The Ultimate Christmas Music Playlist

Or, Learn to Love Christmas Music in Just 15 Songs By Misty Harris “I don’t care about a war on Christmas but I could totally get behind a war on Christmas music.” So said my friend Shauna Wright, a Someecards writer who’s brilliant and funny even when she is wrong. Christmas music, you see, is simply misunderstood. Like spotting a pit bull at an off-leash park, people recoil at its appearance thanks to years of media conditioning, and in doing so, are denied the chance to make a real emotional connection. DO NOT DENY YOURSELF LOVE, PEOPLE. There are countless reasons to love Christmas music – a genre I defend in this month’s Pop Culture Decoder. But for those who need extra help learning to love the much-maligned genre, I offer these 15 songs to kick-start the holiday reprogramming. The Christmas Song by Mindy Gledhill God Rest Ye Merry Gentlemen/We Three Kings by Barenaked Ladies and Sarah McLachlan O Come, O Come Emmanuel by The Piano Guys I ...

Pop Culture Decoder: Christmas Music
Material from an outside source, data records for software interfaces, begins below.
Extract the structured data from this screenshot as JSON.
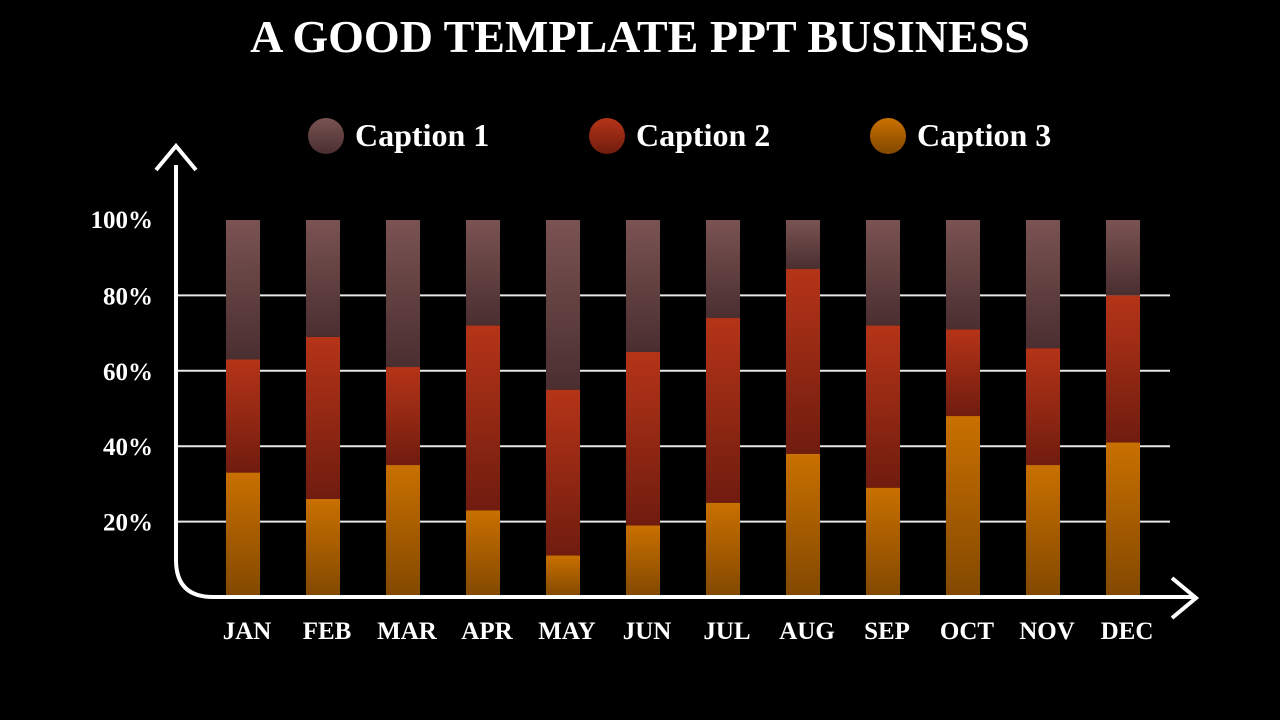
{
  "chart_data": {
    "type": "bar",
    "stacked": true,
    "title": "A GOOD TEMPLATE PPT BUSINESS",
    "xlabel": "",
    "ylabel": "",
    "categories": [
      "JAN",
      "FEB",
      "MAR",
      "APR",
      "MAY",
      "JUN",
      "JUL",
      "AUG",
      "SEP",
      "OCT",
      "NOV",
      "DEC"
    ],
    "series": [
      {
        "name": "Caption 3",
        "color_top": "#c97000",
        "color_bottom": "#824800",
        "values": [
          33,
          26,
          35,
          23,
          11,
          19,
          25,
          38,
          29,
          48,
          35,
          41
        ]
      },
      {
        "name": "Caption 2",
        "color_top": "#b53417",
        "color_bottom": "#701c0f",
        "values": [
          30,
          43,
          26,
          49,
          44,
          46,
          49,
          49,
          43,
          23,
          31,
          39
        ]
      },
      {
        "name": "Caption 1",
        "color_top": "#7a5352",
        "color_bottom": "#4a2e30",
        "values": [
          37,
          31,
          39,
          28,
          45,
          35,
          26,
          13,
          28,
          29,
          34,
          20
        ]
      }
    ],
    "legend_order": [
      "Caption 1",
      "Caption 2",
      "Caption 3"
    ],
    "legend_position": "top",
    "yticks": [
      "20%",
      "40%",
      "60%",
      "80%",
      "100%"
    ],
    "ytick_values": [
      20,
      40,
      60,
      80,
      100
    ],
    "ylim": [
      0,
      100
    ],
    "grid": true
  }
}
Christmas music is more maligned than soul patches; Misty Harris jumps to its defence By Misty Harris Every holiday season, the masses profess their hatred of Christmas music with a level of zeal normally reserved for discussions about politics, refugees, or Starbucks cup designs. As with hearing police sirens in a song on your car radio, the genre has a way of unsettling even the most mild-mannered of folks. I, however, am not one of the masses. Call me punk rock but I LOVE Christmas music – so much, in fact, that it’s virtually the only thing I listen to between mid-November and Boxing Day. Cut me and I’ll bleed tinsel. Why, you ask? Allow me to decode. * Happiness: Admittedly, most holiday tunes lack complexity in terms of lyrics, melody and variety of plant life. But like Hugh Hefner bedding women in their 20s, Christmas music isn’t there to impress so much as to belabour a point: Fa la la la la (la la la la)! Surrendering to its unshakable optimism ...